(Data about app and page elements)
+-------+

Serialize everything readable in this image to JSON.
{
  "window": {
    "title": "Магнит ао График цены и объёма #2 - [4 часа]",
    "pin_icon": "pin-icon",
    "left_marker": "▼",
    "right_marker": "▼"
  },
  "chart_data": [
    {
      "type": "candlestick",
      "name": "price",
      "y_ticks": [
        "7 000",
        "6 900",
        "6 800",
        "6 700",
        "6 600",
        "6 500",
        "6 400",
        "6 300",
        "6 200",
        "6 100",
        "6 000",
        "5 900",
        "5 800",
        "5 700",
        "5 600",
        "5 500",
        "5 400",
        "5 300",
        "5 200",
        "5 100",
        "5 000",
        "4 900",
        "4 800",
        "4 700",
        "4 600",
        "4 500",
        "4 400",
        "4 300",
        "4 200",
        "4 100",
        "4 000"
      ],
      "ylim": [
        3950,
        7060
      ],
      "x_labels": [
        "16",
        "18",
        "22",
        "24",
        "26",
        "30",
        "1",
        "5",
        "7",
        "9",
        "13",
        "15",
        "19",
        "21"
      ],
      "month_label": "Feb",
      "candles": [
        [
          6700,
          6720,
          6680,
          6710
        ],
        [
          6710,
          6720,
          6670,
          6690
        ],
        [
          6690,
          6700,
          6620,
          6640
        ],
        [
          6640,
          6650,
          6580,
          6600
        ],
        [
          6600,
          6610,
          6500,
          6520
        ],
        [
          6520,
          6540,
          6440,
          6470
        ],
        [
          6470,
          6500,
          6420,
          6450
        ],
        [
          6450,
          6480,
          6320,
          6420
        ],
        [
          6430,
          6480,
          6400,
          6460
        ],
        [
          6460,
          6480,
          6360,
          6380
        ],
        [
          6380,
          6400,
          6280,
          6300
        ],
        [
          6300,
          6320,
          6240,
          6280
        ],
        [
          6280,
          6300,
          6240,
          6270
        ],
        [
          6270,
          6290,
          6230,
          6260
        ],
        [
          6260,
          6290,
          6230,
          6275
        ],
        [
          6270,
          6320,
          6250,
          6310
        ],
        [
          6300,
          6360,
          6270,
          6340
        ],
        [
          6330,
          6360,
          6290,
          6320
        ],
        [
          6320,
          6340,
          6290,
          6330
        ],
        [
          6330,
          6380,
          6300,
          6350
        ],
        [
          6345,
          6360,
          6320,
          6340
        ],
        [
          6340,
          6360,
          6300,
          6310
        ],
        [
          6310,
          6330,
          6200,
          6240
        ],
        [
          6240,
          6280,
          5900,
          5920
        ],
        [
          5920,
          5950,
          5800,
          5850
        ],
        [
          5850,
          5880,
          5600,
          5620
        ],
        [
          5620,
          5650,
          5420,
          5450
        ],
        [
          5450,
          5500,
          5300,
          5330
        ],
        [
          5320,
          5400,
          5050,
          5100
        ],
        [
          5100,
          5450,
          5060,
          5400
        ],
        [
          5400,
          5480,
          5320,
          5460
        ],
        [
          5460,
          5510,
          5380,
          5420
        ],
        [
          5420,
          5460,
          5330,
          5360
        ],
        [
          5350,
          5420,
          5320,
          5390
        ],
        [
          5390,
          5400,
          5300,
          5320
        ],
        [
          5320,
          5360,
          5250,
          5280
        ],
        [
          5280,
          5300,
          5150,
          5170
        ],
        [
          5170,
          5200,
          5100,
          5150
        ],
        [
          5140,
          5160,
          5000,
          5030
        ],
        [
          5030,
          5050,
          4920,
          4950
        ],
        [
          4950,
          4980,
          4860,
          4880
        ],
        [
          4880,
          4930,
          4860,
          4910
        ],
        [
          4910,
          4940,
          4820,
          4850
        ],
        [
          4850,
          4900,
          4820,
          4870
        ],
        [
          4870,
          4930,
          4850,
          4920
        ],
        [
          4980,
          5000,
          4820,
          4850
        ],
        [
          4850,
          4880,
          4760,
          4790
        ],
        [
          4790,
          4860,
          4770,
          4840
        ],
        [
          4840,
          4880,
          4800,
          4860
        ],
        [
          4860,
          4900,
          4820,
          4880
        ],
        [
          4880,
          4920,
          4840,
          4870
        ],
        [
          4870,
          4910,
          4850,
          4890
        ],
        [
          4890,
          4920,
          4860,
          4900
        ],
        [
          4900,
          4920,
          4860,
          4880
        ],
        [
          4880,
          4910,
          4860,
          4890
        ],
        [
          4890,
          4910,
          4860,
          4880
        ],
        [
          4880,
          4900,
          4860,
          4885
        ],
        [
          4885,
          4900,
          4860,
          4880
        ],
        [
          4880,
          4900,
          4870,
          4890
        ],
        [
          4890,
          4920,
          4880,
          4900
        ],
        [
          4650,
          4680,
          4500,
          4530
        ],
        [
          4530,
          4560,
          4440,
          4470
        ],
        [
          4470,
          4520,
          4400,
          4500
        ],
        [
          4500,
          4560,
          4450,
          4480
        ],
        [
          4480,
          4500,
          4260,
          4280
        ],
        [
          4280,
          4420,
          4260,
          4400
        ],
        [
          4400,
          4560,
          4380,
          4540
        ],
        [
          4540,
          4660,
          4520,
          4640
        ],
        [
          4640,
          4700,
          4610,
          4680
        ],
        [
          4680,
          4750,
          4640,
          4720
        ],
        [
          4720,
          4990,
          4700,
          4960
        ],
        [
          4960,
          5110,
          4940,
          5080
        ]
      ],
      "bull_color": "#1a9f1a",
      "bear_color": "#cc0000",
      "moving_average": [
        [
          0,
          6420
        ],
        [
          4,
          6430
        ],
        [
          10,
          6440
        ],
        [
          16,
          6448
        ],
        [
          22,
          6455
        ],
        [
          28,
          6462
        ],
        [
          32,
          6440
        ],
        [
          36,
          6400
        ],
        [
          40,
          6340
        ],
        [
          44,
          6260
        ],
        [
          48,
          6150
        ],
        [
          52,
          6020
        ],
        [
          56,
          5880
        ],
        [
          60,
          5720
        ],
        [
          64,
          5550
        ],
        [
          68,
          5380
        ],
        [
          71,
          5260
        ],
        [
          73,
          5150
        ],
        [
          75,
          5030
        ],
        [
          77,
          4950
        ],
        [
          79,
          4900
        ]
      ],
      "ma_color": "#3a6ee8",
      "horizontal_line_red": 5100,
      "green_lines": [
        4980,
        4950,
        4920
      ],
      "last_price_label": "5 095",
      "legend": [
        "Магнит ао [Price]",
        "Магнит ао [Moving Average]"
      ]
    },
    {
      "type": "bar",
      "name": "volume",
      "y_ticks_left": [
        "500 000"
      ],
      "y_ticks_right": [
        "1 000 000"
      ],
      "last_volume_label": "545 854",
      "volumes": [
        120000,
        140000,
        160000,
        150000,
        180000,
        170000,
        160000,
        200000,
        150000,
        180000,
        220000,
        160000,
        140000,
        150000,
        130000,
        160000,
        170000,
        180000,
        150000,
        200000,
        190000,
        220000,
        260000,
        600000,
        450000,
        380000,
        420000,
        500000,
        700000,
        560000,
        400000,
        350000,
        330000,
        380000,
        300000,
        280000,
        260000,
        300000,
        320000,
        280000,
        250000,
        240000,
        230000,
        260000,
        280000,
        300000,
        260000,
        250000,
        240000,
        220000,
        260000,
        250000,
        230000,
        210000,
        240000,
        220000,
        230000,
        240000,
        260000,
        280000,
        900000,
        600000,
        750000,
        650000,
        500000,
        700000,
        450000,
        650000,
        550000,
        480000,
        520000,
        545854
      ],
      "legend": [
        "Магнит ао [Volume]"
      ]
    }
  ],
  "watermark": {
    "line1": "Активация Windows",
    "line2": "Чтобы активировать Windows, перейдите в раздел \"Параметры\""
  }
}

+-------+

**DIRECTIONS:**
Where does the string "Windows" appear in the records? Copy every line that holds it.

**EXERCISE SOLUTION:**
    "line1": "Активация Windows",
    "line2": "Чтобы активировать Windows, перейдите в раздел \"Параметры\""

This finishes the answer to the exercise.